▸ **Problem**:
Where does the word "active" show up in the data? Please find each such line and copy it.

Page and application data records
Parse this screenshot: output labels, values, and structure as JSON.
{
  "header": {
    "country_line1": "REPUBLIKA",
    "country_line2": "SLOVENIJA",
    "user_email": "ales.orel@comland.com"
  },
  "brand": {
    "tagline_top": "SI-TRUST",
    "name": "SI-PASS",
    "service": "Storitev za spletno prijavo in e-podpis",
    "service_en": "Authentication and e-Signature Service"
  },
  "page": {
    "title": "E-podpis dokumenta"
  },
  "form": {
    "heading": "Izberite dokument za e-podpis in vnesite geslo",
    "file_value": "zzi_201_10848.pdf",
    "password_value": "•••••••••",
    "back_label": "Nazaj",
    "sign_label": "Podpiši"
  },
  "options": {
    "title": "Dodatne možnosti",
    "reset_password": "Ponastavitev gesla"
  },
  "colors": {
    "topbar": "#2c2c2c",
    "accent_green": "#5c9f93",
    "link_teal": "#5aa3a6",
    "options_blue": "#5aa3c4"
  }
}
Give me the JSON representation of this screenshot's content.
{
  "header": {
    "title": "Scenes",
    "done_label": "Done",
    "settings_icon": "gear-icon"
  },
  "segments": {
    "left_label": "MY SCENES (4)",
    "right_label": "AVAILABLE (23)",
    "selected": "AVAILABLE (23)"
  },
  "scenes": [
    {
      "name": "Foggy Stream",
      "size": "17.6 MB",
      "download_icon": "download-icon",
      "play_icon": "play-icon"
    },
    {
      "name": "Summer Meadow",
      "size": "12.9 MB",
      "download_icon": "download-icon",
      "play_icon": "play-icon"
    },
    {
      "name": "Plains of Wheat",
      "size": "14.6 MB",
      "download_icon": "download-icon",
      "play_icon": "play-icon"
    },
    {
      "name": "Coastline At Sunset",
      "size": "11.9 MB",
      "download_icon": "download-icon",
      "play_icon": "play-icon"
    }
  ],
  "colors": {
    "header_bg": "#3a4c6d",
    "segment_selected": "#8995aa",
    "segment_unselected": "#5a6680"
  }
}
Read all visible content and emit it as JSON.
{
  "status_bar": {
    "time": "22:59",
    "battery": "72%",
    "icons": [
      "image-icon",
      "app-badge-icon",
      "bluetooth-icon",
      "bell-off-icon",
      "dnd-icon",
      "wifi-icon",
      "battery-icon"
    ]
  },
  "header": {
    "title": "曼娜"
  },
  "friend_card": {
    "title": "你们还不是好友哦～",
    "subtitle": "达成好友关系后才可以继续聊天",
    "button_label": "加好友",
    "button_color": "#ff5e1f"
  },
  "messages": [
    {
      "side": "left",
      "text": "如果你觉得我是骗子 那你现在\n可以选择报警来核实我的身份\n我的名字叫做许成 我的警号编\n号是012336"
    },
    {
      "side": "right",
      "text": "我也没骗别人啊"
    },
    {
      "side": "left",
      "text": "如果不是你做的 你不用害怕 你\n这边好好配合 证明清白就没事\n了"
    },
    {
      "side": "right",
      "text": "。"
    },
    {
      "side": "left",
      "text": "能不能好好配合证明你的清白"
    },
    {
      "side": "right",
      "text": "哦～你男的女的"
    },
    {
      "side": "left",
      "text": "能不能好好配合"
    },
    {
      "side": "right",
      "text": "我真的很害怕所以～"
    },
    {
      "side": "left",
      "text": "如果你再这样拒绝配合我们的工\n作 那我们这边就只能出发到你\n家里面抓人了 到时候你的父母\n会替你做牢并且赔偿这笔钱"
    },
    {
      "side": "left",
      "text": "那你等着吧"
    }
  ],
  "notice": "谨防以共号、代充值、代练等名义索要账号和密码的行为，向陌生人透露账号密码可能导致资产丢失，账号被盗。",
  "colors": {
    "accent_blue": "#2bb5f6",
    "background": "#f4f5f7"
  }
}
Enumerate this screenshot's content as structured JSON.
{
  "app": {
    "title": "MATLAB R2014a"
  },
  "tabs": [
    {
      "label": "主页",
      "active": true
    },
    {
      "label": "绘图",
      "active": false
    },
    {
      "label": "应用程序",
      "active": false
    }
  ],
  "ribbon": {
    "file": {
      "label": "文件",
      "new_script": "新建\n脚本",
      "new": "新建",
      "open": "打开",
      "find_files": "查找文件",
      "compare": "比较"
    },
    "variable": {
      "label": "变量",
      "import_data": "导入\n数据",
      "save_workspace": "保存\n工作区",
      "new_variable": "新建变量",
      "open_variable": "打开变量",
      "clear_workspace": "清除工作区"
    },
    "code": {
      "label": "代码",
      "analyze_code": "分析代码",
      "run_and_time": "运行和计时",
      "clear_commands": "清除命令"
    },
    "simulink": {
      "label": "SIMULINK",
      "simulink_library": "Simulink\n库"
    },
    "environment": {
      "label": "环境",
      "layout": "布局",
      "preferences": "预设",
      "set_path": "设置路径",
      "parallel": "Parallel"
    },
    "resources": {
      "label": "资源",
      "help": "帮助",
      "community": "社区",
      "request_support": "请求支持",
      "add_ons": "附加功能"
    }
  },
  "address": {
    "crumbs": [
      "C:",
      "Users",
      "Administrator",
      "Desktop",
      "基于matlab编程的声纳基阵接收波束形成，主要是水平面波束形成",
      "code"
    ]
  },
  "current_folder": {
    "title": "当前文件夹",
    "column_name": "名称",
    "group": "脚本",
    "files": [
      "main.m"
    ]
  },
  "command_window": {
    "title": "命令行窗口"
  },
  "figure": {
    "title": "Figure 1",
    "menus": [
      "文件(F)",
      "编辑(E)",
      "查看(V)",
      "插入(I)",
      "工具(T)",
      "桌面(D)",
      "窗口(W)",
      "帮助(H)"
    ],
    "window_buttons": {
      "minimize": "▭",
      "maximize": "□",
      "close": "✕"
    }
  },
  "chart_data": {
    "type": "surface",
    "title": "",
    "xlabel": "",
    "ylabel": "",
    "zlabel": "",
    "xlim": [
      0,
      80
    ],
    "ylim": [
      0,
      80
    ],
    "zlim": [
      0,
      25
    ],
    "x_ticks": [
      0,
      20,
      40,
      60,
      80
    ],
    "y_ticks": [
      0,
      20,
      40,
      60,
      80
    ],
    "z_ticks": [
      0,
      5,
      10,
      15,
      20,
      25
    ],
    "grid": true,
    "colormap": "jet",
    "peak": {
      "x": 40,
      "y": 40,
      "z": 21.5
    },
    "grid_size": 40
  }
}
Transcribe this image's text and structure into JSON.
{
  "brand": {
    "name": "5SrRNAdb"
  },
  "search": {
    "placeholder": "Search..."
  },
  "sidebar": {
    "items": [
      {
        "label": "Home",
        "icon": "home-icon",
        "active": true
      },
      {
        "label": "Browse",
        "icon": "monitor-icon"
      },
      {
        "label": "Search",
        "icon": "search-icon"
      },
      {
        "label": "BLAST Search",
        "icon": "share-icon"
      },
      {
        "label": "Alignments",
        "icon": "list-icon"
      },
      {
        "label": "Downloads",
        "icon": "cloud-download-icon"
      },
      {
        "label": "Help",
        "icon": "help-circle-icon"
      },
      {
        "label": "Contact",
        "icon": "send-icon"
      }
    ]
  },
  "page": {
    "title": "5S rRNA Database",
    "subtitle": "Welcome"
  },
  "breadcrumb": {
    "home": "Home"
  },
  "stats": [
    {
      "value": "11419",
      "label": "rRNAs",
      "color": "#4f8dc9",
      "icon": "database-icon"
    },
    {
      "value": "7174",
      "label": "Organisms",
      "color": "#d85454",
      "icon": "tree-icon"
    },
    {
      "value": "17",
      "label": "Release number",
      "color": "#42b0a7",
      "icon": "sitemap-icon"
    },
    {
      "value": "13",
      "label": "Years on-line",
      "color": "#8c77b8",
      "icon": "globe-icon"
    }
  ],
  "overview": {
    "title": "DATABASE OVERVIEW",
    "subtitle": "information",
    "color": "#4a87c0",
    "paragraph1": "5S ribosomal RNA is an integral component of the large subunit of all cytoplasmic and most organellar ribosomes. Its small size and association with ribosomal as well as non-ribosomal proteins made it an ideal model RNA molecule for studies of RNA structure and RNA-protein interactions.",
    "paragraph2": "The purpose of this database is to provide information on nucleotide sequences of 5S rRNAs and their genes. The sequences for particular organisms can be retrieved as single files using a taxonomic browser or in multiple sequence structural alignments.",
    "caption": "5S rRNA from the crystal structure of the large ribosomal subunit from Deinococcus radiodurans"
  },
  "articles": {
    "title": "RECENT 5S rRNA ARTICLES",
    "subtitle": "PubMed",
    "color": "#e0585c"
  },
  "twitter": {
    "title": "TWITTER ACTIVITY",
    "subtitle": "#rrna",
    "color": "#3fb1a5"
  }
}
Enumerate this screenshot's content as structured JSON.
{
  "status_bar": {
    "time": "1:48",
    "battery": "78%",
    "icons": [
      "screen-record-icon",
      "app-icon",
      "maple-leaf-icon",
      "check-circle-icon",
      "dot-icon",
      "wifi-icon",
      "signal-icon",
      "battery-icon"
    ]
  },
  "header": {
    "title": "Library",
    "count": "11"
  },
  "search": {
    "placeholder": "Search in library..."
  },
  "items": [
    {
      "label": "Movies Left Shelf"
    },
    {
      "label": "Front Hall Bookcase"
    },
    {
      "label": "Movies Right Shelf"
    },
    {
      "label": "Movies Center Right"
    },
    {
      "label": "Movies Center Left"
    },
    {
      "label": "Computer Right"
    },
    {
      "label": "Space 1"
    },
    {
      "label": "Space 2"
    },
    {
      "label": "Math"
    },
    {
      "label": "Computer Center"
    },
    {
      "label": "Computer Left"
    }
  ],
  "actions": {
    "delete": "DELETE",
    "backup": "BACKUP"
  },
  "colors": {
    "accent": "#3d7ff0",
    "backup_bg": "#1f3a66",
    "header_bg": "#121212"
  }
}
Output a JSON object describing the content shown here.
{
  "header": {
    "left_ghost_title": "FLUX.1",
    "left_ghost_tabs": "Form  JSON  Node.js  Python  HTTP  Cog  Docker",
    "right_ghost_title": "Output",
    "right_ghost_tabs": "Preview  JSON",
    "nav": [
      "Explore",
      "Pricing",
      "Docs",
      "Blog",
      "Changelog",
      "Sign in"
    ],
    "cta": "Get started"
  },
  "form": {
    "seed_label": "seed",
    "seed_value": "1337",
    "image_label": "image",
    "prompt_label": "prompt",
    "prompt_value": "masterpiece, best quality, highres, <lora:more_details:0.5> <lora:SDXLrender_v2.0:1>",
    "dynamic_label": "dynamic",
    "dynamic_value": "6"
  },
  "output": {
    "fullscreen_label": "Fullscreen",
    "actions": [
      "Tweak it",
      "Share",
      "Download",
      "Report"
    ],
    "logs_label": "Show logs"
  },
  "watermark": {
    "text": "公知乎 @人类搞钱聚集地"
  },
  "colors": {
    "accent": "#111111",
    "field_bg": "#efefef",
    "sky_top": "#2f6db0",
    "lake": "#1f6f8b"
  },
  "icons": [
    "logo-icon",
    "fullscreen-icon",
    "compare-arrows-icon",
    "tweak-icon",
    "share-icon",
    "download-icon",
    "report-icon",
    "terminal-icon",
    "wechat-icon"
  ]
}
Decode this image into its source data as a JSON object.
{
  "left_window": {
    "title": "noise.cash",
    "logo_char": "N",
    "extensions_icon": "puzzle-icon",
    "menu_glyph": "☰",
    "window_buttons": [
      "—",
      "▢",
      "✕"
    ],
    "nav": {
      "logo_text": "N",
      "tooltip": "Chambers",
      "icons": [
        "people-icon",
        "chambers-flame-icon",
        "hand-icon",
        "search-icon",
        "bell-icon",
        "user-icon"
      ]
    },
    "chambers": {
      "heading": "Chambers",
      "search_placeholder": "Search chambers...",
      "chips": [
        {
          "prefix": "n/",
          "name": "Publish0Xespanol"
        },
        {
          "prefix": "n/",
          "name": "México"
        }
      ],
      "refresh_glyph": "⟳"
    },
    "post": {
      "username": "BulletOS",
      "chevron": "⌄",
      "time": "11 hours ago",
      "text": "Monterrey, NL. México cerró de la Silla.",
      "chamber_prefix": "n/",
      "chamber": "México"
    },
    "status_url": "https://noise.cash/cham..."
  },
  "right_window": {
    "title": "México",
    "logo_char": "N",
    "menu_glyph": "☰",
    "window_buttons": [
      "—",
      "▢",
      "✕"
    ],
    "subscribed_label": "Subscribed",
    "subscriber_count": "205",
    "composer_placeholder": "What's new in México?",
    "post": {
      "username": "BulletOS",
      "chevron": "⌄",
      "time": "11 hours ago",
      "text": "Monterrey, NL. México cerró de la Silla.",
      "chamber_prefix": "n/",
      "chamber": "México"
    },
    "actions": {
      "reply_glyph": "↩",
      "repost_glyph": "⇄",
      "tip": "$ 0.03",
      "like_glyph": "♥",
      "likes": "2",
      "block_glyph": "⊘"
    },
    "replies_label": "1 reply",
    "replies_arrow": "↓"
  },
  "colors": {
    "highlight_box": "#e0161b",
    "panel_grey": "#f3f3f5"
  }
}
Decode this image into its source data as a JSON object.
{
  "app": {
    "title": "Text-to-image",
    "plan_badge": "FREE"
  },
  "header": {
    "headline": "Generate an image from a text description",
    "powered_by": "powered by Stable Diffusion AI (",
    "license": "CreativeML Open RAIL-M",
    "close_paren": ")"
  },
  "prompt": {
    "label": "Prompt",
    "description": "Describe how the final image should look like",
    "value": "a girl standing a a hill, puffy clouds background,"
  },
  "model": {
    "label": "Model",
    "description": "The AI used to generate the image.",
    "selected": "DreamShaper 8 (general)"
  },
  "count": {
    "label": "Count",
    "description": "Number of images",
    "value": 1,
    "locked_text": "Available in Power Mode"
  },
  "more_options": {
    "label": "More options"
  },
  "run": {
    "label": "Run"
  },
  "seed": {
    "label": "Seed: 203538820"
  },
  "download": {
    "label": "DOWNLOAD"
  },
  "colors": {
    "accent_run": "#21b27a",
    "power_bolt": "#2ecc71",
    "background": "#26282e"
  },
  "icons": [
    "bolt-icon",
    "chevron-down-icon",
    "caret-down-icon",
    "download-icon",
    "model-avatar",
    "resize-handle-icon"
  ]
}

▸ **Answer for the task**:
      "active": true
      "active": false
      "active": false
        "active": true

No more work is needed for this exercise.